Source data
- Opening Delimiter -

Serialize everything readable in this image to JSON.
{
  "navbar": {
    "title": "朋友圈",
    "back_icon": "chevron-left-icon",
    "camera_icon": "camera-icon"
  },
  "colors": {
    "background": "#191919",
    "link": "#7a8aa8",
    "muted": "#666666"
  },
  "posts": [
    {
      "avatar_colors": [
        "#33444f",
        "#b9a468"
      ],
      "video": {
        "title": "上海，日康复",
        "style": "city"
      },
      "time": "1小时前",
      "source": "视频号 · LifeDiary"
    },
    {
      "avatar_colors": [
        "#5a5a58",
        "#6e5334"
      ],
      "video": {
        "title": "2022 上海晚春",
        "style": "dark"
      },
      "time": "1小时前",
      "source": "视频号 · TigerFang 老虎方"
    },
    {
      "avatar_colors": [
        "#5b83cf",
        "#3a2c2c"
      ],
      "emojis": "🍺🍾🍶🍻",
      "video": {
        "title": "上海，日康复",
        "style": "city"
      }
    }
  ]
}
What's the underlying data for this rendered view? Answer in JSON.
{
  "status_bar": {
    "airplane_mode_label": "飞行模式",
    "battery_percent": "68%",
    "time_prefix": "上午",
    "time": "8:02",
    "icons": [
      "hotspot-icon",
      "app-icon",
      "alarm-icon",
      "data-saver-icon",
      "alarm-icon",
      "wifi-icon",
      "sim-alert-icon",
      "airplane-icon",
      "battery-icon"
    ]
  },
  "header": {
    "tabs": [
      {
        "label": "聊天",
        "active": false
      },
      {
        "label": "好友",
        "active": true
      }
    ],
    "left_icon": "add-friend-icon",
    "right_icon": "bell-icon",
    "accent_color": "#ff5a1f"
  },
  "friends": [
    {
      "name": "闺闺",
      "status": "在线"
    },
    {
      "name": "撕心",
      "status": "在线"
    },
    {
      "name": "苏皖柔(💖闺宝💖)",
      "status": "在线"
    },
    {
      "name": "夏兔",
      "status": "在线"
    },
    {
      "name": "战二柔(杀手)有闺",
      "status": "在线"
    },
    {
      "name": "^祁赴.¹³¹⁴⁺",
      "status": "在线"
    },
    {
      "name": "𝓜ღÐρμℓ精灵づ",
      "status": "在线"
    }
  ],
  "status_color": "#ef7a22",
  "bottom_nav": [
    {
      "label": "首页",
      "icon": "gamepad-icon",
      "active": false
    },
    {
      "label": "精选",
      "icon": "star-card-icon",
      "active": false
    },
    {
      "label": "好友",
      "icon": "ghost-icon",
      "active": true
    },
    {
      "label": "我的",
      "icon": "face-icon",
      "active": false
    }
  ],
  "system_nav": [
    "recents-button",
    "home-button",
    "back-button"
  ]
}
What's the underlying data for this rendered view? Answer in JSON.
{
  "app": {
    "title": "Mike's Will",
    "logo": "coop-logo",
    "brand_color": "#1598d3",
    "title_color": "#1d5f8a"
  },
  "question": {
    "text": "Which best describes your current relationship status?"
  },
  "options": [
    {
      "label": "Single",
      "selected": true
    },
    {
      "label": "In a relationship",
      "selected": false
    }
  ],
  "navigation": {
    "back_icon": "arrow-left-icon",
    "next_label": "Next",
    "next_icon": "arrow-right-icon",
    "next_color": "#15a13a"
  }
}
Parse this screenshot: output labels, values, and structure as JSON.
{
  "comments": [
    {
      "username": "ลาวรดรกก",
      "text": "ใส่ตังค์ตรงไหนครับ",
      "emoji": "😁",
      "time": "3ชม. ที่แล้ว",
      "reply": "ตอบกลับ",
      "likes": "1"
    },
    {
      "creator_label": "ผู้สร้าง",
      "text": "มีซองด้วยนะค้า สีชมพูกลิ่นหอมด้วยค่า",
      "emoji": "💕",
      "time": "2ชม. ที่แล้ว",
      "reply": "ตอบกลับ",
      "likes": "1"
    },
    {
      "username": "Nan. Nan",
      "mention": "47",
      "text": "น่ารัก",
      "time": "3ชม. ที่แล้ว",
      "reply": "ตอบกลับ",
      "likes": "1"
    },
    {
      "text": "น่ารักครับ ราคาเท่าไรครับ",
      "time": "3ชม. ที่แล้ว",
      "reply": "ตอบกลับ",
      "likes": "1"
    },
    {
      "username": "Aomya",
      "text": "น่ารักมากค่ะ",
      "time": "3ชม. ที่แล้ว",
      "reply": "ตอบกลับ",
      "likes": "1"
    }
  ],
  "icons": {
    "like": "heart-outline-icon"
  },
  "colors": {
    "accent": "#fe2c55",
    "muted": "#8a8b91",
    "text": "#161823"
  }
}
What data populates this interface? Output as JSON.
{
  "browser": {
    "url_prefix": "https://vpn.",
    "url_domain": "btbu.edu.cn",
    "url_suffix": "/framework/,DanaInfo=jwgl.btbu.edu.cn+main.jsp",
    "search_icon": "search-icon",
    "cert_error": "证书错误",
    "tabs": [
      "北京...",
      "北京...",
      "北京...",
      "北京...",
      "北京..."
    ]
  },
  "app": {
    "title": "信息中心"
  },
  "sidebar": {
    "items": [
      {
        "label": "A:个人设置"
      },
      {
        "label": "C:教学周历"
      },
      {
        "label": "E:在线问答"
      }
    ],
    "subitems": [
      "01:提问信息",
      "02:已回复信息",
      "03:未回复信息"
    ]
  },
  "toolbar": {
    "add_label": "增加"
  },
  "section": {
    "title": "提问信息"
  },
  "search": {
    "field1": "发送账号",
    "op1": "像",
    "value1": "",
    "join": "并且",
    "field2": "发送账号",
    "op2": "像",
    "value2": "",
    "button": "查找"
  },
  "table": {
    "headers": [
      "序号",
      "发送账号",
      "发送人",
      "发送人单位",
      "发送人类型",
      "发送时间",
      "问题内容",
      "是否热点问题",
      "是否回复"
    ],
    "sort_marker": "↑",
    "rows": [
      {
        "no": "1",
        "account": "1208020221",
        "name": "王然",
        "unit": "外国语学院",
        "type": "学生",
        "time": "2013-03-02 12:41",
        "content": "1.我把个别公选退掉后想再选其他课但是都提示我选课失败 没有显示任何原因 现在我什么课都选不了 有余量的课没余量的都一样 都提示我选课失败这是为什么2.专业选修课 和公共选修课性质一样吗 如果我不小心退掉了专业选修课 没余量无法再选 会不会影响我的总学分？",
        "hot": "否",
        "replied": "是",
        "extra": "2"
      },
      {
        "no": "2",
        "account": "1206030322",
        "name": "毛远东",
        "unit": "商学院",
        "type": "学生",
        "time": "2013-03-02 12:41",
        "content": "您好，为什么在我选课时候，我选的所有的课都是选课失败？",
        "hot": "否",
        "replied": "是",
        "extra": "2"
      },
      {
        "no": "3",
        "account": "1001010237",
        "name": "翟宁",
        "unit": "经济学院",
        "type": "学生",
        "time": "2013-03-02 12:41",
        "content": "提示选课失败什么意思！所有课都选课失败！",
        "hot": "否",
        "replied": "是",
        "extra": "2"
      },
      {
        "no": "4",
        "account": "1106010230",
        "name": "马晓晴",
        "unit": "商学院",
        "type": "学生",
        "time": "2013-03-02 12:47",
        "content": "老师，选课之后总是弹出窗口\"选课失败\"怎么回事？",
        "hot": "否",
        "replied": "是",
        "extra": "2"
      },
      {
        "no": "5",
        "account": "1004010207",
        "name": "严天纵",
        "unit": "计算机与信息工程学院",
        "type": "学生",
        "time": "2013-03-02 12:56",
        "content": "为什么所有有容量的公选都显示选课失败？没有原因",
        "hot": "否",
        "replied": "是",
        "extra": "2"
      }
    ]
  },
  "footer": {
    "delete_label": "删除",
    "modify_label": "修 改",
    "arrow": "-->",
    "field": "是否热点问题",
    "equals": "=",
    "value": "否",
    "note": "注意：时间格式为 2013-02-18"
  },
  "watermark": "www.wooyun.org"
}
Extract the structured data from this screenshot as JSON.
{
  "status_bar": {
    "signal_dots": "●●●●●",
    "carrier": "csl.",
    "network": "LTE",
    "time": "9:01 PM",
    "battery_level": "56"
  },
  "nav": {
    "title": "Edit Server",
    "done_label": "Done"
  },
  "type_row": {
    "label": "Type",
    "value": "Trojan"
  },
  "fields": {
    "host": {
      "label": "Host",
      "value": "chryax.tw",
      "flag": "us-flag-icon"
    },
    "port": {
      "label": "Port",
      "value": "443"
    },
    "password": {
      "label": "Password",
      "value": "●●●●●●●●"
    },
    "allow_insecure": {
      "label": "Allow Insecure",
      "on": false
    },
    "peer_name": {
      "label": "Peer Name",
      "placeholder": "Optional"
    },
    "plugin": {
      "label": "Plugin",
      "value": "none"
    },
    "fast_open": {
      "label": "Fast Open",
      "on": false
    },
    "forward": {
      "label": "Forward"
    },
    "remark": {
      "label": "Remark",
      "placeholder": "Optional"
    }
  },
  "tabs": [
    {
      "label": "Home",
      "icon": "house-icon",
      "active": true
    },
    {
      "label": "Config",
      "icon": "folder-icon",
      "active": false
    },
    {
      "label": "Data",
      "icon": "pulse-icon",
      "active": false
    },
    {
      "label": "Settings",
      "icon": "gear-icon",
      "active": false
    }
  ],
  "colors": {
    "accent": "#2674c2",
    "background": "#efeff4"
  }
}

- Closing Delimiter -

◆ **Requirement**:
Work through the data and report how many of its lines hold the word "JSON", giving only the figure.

◆ **Answer to the exercise**:
6